The Pomonok Community Center and library were both located in a two-story brick building on Kissena Blvd. adjacent to the PS 201 park. Today it functions as the Pomonok Senior Center.
I remember attending summer day camp there when I was very young, sitting around in a circle of kids on a cement floor being read to. When I was a little older, I took a few clarinet lessons with Mr. D, the head of the center, but I was no Benny Goodman. My parents rented a clarinet for me from a music store in Jamaica, but I couldn’t even make it squeak. I was convinced it was broken, but when we brought it in to Mr. D, he managed to play Rhapsody in Blue on it without any effort. I stuck to weaving plastic lanyards after that.
The library on the second floor was like a home away from home for me. I can still smell the familiar musty odor that hit would you as you ascended the stairs and the location of the card catalogue and the reference section, with its well-worn volumes of the World Book Encyclopedia. I would always check the shelves to see if there were any new Happy Hollister books in. They were a wholesome and adventurous fictional family who summered on an island and solved mysteries all the time. To this day I am an avid consumer of mystery novels.

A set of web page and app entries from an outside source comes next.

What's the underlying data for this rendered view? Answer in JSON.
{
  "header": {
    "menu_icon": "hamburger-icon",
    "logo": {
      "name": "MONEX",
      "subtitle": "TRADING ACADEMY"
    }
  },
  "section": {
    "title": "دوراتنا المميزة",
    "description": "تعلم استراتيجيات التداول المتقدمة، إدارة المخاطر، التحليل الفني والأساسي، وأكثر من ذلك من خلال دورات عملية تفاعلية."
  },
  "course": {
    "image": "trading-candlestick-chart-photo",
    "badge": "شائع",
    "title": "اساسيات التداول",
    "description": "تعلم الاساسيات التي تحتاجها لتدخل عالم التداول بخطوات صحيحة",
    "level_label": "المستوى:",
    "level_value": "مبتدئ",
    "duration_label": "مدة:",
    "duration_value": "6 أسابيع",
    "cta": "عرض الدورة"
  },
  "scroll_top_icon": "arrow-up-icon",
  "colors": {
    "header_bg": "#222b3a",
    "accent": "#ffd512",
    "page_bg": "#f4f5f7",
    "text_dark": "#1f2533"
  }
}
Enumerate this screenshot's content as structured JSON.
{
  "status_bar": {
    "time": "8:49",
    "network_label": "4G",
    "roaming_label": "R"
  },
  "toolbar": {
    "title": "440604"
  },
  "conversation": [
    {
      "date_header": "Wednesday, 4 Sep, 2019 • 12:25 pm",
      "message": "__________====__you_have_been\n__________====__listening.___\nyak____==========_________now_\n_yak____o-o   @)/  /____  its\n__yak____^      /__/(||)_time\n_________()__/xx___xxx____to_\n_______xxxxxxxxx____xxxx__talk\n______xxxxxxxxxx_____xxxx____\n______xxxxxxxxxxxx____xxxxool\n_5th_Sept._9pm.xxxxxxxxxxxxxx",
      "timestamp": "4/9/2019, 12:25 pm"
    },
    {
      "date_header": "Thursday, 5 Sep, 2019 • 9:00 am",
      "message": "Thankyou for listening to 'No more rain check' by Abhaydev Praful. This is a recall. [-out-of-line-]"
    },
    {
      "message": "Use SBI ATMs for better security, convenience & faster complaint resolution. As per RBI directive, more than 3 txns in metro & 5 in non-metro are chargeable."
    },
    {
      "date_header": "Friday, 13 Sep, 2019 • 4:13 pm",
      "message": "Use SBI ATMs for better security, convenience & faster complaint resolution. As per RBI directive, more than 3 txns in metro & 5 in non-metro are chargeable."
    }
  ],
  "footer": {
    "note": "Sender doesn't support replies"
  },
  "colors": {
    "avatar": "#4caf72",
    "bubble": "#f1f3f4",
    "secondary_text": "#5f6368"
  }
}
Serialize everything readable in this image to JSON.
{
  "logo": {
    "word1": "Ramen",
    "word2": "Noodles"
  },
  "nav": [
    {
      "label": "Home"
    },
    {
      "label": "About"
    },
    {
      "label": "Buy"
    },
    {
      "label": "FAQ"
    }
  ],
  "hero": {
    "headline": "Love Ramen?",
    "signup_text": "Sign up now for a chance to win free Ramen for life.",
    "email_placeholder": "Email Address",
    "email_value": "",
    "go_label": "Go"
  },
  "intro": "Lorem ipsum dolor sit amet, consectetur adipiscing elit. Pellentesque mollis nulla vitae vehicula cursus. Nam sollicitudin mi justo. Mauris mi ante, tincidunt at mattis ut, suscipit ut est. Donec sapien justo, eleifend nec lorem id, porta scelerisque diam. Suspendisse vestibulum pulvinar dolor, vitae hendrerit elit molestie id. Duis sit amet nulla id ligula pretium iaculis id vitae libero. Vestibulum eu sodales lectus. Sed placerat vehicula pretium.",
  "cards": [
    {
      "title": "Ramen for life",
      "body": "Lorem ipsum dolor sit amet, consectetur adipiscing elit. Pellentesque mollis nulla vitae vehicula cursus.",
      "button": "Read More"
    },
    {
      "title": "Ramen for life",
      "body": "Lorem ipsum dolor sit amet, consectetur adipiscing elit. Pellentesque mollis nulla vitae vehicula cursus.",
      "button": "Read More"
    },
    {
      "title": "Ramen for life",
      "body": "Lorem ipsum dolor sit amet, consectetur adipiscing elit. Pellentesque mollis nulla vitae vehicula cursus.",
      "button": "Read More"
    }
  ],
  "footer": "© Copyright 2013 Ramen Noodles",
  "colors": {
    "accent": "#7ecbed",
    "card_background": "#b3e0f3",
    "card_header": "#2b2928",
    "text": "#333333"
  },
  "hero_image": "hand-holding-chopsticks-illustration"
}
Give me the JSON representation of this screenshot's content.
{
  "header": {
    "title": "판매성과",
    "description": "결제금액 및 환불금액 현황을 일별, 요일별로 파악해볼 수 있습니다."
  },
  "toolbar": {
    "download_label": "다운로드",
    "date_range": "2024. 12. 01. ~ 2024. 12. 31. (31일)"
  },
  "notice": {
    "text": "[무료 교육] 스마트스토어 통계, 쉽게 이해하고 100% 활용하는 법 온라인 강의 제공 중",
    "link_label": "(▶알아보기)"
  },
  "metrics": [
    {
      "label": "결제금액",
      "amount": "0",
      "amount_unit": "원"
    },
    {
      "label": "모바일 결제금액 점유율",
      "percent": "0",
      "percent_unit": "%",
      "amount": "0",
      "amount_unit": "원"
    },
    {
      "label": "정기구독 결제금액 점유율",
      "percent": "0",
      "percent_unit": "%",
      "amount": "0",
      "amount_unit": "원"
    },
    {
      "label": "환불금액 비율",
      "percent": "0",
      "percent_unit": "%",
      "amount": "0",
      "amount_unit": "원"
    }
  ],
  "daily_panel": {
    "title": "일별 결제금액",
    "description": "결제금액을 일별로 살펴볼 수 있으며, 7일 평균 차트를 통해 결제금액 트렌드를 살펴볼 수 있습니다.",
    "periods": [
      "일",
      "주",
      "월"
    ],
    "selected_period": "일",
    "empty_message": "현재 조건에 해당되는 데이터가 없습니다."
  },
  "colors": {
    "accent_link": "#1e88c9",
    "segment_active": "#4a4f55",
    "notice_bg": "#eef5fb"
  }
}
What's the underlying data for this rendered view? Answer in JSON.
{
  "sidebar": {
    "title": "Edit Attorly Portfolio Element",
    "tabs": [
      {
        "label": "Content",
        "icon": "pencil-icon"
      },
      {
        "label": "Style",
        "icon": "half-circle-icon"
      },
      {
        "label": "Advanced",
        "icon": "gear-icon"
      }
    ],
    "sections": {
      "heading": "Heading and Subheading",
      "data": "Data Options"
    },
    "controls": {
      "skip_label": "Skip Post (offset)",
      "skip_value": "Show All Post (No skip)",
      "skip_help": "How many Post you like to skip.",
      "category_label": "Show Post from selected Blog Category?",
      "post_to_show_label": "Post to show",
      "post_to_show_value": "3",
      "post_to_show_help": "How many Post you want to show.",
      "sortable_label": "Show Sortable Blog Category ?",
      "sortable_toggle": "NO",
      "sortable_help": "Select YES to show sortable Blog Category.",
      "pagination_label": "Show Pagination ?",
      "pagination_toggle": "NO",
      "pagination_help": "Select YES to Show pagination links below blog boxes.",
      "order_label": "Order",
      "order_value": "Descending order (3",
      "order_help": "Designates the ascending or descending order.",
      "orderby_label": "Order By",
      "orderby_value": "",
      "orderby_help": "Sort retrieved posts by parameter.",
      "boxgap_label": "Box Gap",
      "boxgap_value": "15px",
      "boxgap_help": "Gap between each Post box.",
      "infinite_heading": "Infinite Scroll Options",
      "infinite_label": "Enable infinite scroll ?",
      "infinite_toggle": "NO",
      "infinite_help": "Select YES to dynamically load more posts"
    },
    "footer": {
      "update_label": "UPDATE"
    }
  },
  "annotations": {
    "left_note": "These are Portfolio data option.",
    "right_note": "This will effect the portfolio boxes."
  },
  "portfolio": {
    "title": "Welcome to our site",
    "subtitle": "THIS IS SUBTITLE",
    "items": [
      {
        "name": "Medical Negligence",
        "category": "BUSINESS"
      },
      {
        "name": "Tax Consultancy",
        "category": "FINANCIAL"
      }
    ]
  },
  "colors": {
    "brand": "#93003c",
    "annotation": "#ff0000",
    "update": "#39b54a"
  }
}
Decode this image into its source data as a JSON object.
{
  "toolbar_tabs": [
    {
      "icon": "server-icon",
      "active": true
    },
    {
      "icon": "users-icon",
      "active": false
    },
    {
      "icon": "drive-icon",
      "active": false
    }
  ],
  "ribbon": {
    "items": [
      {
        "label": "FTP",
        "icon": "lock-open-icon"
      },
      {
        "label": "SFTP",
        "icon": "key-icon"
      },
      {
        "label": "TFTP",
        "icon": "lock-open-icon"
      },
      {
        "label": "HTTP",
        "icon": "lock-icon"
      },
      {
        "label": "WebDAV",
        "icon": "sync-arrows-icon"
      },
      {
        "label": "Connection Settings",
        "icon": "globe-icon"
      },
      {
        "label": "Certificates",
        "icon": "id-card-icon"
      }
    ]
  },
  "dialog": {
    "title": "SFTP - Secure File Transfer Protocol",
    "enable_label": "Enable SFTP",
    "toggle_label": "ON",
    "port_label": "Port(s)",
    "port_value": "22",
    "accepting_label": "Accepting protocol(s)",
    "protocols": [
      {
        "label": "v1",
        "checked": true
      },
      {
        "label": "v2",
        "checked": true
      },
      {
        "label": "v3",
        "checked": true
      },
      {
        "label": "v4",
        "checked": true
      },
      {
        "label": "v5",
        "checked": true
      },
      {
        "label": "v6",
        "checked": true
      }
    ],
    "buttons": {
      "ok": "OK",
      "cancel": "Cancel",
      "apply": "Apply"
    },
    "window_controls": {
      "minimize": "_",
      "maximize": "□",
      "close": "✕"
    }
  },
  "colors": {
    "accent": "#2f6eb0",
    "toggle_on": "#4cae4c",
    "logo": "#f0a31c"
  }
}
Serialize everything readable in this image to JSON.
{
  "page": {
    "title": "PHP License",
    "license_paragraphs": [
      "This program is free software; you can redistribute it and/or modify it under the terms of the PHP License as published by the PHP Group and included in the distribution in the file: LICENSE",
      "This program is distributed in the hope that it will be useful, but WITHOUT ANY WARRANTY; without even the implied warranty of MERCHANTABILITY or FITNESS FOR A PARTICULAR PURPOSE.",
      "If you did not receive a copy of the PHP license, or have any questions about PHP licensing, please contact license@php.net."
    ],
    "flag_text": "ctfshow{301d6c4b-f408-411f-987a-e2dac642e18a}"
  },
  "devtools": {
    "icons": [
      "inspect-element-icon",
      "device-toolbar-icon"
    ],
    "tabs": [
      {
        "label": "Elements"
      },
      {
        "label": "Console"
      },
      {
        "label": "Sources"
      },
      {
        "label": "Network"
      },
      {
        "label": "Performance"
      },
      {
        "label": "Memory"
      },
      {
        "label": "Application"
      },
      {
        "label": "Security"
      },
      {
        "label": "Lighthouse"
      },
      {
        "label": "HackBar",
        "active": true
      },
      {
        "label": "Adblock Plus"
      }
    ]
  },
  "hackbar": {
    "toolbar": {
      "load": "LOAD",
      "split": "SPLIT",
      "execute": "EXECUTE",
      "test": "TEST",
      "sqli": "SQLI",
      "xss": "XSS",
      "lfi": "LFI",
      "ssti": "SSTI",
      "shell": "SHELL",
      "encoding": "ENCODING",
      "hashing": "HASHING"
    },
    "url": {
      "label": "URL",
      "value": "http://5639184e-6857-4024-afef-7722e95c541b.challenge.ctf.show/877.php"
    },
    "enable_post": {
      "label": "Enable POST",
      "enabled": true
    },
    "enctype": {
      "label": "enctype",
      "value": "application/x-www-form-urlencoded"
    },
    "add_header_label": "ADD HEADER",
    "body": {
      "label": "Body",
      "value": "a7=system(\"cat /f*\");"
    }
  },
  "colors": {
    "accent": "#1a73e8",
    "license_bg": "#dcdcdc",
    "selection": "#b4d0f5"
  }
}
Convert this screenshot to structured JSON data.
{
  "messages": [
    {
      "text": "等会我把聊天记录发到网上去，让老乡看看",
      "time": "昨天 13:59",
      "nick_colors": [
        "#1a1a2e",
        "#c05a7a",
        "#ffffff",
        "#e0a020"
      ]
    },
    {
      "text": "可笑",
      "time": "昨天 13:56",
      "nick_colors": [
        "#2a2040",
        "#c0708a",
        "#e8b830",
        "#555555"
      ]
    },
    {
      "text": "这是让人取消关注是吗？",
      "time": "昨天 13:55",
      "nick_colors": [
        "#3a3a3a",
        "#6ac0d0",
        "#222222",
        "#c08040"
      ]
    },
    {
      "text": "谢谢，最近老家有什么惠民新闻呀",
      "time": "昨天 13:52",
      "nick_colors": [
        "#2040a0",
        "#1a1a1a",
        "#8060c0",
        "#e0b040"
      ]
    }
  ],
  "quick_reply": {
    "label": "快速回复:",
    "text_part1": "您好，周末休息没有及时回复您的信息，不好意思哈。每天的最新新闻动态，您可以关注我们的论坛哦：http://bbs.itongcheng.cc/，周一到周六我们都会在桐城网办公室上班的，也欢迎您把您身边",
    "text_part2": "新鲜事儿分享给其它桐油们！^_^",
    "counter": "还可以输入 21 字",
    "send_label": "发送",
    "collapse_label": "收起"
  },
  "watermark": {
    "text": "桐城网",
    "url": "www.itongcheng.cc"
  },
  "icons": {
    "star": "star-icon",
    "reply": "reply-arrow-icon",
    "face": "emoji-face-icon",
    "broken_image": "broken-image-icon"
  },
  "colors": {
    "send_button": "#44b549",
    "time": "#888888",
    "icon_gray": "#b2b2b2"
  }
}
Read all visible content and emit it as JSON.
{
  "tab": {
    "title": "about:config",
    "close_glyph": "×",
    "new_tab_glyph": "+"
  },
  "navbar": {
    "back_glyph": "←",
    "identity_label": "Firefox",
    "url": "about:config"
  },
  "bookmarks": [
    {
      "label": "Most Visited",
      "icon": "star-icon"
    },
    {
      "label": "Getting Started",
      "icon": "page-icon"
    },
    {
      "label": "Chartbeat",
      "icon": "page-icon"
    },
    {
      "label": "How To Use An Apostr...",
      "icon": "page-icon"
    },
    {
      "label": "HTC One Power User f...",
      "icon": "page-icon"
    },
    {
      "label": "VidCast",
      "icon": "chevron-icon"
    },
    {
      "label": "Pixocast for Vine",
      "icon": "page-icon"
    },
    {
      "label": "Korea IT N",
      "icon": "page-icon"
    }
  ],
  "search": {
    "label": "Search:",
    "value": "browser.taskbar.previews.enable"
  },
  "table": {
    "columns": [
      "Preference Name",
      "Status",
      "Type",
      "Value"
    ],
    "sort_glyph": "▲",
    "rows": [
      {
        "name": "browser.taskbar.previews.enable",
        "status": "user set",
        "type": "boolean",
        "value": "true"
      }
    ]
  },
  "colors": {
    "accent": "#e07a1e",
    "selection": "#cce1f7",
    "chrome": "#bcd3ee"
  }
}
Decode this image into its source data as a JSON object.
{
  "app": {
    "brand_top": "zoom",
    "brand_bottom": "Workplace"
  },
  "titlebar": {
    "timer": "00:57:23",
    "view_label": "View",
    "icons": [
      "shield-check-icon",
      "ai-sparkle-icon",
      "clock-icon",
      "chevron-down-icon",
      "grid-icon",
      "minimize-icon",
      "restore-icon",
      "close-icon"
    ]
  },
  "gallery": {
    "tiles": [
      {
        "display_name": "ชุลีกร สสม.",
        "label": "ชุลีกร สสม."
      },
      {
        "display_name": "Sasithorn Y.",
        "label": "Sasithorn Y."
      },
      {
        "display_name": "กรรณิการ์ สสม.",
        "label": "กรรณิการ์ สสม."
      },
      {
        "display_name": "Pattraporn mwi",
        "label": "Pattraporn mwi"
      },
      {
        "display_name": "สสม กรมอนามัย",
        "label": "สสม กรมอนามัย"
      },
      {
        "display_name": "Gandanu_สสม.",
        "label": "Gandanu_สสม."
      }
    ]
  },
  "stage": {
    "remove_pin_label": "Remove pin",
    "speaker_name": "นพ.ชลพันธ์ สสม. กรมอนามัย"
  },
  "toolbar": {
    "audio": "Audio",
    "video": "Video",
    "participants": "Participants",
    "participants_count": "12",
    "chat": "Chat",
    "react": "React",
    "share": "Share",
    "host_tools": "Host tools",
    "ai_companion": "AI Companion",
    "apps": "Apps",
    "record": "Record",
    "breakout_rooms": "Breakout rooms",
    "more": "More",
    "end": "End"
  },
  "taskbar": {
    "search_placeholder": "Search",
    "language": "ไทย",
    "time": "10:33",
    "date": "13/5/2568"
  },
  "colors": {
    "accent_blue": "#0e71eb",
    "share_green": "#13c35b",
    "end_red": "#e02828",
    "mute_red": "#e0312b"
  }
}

In my early teens, I remember the summer program in the cafeteria and gym of PS 201. I loved going there. There was ping pong, board games, bumper pool and the Supremes on the record player, “You Can’t Hurry Love” over and over again. I became pretty adept at ping pong, one time actually beating the perennial champion, Bradley, who was a few years older than all of us. I eventually became so good at pool that I convinced my parents to buy me a miniature pool table, which took up my entire bedroom. My favorite activity was in the gym, a choose up game of wiffle ball. I was a runt of a kid, first on line in every class in grade school, but height and strength were not necessary to be good at wiffle ball. Anyone could hit a home run in the small gym simply by reaching the strip near the ceiling that ran around the perimeter of the gym. I was also good at pitching the wiffle ball, which is made for throwing unhittable curves.
Mr. Daddario ran the community center for many years. He was a mentor for Al Stark, before Al became a famous movie producer. Al worked hand in hand with him at the community center from the late 1960s until Mr. D moved over to the Bland Houses in Flushing in the late 1970s. Today, when he’s not making films, Al is dedicated to working with kids, just as Mr. D did, and presently directs the after school program at Ryan JHS.
Here’s a little known fact about Mr. D: in addition to running the community center and teaching music, he was also a writer. He wrote a sports column for the old Flushing Tribune and a book of short stories a la Damon Runyon about colorful underworld figures called “Atlantic City Kitty.” It was published just after after he died in 1999. It’s funny, but as kids, we never thought that our teachers or community leaders had lives outside of their jobs.
Among the most touching and heartfelt parts of the film “Pomonok Dreams” are the fond memories people shared about Mr. D. We’d be interested in hearing more stories about Mr. D and the Pomonok Community Center. Mr. D and the center were vital parts of what made Pomonok such a great place to grow up in. Sharing our memories would be an honor to his memory.